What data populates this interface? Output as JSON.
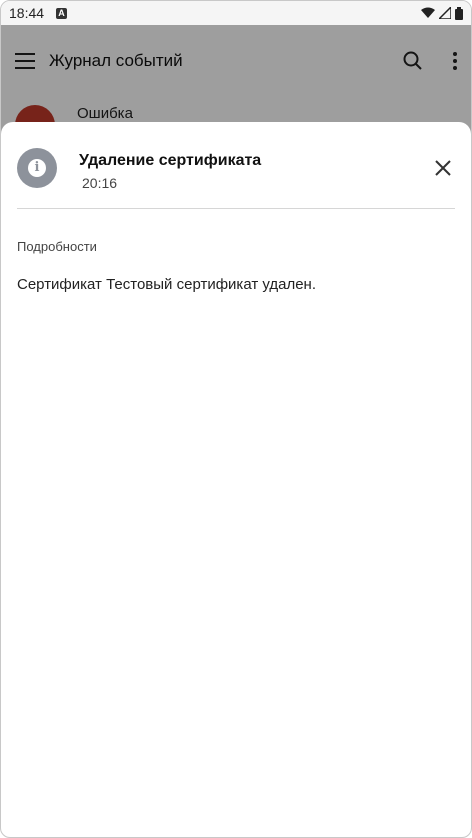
{
  "status_bar": {
    "time": "18:44",
    "notification_glyph": "A",
    "icons": [
      "wifi-icon",
      "signal-icon",
      "battery-icon"
    ]
  },
  "toolbar": {
    "title": "Журнал событий",
    "icons": [
      "menu-icon",
      "search-icon",
      "more-vert-icon"
    ]
  },
  "background_list": {
    "first_item_title": "Ошибка"
  },
  "sheet": {
    "title": "Удаление сертификата",
    "time": "20:16",
    "section_label": "Подробности",
    "details": "Сертификат Тестовый сертификат удален.",
    "icon": "info-icon",
    "icon_color": "#8d929b"
  },
  "colors": {
    "scrim": "rgba(0,0,0,0.38)",
    "error_avatar": "#c0392b"
  }
}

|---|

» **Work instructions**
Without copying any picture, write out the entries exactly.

» **Exercise output**
What data populates this interface? Output as JSON.
{
  "status_bar": {
    "time": "18:44",
    "notification_glyph": "A",
    "icons": [
      "wifi-icon",
      "signal-icon",
      "battery-icon"
    ]
  },
  "toolbar": {
    "title": "Журнал событий",
    "icons": [
      "menu-icon",
      "search-icon",
      "more-vert-icon"
    ]
  },
  "background_list": {
    "first_item_title": "Ошибка"
  },
  "sheet": {
    "title": "Удаление сертификата",
    "time": "20:16",
    "section_label": "Подробности",
    "details": "Сертификат Тестовый сертификат удален.",
    "icon": "info-icon",
    "icon_color": "#8d929b"
  },
  "colors": {
    "scrim": "rgba(0,0,0,0.38)",
    "error_avatar": "#c0392b"
  }
}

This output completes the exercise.